### Exercise details
Go over the lines below, and when one contains the word "Accept", copy it.

(Records shown)

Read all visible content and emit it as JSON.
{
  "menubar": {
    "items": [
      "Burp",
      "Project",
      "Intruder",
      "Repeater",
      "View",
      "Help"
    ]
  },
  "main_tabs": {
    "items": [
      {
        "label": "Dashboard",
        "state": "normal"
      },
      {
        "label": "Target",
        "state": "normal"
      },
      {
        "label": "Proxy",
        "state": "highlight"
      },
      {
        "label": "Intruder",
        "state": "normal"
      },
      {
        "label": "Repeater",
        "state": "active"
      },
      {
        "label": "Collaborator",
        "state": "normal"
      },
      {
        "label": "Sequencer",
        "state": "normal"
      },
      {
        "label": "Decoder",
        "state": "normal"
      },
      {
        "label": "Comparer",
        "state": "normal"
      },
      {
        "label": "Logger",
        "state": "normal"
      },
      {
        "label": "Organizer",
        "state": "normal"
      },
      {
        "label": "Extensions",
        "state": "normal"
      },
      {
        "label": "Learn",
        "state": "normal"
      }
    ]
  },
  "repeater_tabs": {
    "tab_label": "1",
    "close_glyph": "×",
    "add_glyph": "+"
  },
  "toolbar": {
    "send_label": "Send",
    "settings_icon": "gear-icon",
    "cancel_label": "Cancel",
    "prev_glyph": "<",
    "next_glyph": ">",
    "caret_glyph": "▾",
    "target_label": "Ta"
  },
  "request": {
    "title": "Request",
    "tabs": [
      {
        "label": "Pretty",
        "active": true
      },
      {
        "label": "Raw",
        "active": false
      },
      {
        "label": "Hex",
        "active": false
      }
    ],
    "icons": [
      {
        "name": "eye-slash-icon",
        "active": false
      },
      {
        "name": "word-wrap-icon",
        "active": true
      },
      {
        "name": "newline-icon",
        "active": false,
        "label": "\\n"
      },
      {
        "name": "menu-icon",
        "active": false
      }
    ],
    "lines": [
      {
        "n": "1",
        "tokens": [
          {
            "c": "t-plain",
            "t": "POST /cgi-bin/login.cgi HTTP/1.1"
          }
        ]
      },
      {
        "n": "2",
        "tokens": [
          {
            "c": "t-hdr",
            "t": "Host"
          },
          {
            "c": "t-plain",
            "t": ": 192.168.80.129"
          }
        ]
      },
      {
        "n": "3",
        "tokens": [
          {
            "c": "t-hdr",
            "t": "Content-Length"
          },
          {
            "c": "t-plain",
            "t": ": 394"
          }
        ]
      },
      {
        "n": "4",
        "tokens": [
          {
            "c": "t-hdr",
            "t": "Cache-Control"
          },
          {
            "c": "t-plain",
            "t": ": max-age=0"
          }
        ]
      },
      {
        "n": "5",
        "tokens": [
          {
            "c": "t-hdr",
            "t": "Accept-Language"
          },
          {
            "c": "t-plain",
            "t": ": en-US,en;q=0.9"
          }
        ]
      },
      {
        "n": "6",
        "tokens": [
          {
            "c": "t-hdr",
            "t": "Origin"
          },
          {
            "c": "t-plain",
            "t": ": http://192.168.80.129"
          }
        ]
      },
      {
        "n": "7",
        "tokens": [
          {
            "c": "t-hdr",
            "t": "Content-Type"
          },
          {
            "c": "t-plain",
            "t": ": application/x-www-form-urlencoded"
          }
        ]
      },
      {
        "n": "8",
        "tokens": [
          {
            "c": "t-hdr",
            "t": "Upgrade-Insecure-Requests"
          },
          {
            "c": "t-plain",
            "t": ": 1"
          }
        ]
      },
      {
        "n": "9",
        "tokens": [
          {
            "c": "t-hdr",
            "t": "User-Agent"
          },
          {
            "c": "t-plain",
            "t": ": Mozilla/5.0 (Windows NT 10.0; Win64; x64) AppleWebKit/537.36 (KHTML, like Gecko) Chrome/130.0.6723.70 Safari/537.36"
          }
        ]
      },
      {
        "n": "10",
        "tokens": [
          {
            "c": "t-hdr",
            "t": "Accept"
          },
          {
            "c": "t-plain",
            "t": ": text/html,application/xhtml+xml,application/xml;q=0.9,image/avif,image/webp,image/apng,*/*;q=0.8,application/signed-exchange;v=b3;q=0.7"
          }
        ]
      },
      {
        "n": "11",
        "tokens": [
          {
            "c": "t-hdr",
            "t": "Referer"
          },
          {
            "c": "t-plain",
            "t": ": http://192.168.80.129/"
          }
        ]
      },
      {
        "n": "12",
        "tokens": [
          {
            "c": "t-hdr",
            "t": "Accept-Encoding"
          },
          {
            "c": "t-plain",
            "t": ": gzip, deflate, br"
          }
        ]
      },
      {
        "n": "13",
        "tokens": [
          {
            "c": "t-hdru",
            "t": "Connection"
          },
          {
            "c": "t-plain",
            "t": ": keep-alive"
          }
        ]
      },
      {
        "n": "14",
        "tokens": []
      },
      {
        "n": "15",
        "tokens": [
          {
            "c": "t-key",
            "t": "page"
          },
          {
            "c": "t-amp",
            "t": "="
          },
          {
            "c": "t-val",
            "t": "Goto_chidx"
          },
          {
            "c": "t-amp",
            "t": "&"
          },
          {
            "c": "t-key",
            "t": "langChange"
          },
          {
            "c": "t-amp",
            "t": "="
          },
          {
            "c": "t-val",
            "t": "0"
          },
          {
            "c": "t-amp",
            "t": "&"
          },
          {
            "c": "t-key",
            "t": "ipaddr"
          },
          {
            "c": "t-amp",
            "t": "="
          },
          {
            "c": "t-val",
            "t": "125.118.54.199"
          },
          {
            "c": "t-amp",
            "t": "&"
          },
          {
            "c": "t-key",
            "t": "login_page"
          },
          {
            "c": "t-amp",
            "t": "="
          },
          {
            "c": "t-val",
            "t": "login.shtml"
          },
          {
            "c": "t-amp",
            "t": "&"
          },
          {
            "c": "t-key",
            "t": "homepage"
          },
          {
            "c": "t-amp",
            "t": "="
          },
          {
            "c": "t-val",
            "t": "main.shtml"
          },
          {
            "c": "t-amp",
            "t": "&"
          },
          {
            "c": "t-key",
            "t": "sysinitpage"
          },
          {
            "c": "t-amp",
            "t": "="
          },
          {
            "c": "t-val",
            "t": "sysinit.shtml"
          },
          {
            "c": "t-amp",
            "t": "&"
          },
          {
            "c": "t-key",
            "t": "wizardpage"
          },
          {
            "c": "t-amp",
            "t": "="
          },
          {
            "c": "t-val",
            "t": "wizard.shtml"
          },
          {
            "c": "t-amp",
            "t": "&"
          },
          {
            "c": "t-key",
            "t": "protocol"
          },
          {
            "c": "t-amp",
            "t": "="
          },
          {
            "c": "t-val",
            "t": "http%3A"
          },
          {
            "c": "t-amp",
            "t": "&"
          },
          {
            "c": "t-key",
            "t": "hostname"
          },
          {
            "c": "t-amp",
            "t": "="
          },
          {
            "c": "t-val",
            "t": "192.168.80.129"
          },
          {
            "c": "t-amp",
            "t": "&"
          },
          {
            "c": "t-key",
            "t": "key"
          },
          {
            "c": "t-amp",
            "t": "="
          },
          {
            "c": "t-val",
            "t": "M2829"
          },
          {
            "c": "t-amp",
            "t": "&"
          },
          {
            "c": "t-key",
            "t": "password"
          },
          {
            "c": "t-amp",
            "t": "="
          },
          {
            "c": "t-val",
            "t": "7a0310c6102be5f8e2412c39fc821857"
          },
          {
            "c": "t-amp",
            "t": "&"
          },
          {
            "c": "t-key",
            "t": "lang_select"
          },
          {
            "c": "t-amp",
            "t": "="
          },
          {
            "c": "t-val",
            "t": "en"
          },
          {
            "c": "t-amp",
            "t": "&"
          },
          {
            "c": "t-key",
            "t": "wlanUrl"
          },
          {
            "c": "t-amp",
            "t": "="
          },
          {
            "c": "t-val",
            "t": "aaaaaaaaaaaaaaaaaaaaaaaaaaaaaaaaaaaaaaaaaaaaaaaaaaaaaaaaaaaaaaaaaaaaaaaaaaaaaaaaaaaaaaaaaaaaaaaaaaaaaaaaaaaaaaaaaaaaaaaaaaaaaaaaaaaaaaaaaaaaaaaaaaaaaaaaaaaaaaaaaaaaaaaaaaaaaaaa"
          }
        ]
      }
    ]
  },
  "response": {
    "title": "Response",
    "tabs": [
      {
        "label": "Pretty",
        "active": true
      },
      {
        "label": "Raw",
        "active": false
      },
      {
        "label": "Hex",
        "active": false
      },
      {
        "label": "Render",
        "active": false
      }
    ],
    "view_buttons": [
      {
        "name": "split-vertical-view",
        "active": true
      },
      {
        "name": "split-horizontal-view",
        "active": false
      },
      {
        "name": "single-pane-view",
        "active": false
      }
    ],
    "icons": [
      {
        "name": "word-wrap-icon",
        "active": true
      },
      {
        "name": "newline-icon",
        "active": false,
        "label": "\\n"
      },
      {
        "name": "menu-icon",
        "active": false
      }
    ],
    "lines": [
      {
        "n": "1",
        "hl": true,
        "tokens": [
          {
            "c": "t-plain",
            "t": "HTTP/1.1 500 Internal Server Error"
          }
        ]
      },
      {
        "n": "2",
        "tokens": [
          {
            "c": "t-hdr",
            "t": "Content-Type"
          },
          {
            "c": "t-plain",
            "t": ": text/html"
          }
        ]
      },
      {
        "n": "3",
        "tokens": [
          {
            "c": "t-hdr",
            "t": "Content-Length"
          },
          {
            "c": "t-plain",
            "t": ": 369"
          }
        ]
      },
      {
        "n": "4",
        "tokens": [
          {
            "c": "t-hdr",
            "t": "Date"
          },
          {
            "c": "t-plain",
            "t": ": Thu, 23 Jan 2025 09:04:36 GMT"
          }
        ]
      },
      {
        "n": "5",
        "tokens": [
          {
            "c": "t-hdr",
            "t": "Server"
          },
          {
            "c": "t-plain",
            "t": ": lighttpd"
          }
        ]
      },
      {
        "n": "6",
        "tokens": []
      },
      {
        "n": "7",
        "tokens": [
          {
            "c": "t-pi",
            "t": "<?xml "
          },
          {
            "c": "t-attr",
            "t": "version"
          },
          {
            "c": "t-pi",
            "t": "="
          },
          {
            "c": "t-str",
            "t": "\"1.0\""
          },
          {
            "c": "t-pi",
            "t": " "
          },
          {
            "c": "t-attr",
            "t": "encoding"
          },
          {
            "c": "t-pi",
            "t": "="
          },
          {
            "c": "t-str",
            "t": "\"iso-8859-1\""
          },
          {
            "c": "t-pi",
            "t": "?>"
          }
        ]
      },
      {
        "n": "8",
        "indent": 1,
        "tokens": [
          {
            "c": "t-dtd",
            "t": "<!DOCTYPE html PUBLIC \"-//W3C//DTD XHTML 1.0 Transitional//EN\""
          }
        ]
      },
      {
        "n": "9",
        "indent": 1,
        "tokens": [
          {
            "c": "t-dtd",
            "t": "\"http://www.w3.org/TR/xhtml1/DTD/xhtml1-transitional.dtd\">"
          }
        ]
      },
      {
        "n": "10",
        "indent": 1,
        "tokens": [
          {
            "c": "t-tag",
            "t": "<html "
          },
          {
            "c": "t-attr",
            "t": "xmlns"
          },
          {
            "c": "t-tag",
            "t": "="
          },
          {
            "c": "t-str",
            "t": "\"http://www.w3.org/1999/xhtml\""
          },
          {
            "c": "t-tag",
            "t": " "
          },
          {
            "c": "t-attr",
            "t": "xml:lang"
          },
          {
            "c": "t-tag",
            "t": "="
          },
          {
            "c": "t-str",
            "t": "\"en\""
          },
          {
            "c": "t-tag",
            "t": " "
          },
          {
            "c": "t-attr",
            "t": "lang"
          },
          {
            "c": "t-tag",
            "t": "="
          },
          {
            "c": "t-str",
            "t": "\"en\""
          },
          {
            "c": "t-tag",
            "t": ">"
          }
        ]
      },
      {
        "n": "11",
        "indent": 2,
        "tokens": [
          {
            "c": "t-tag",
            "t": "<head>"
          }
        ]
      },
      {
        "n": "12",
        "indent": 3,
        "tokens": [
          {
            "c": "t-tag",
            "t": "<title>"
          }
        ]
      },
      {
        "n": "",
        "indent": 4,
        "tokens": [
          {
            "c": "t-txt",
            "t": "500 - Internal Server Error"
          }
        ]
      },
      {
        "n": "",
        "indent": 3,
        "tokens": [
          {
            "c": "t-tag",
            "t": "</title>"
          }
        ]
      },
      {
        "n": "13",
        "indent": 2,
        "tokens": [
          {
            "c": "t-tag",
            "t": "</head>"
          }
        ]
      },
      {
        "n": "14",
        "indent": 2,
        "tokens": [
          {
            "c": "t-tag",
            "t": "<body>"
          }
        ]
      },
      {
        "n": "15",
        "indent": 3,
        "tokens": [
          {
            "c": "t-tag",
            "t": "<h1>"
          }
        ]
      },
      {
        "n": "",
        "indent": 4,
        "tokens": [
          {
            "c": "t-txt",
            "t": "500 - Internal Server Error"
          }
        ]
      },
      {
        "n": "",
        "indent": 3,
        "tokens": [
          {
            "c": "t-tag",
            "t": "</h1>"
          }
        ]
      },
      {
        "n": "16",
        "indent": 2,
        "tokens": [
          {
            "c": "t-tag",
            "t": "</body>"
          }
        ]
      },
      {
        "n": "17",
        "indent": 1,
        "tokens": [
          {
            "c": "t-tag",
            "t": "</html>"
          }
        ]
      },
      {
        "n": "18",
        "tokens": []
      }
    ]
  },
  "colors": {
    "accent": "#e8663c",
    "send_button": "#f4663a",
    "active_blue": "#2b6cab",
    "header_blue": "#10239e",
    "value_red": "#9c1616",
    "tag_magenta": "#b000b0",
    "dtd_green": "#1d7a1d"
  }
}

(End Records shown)

### Output for this exercise
            "t": "Accept-Language"
            "t": "Accept"
            "t": "Accept-Encoding"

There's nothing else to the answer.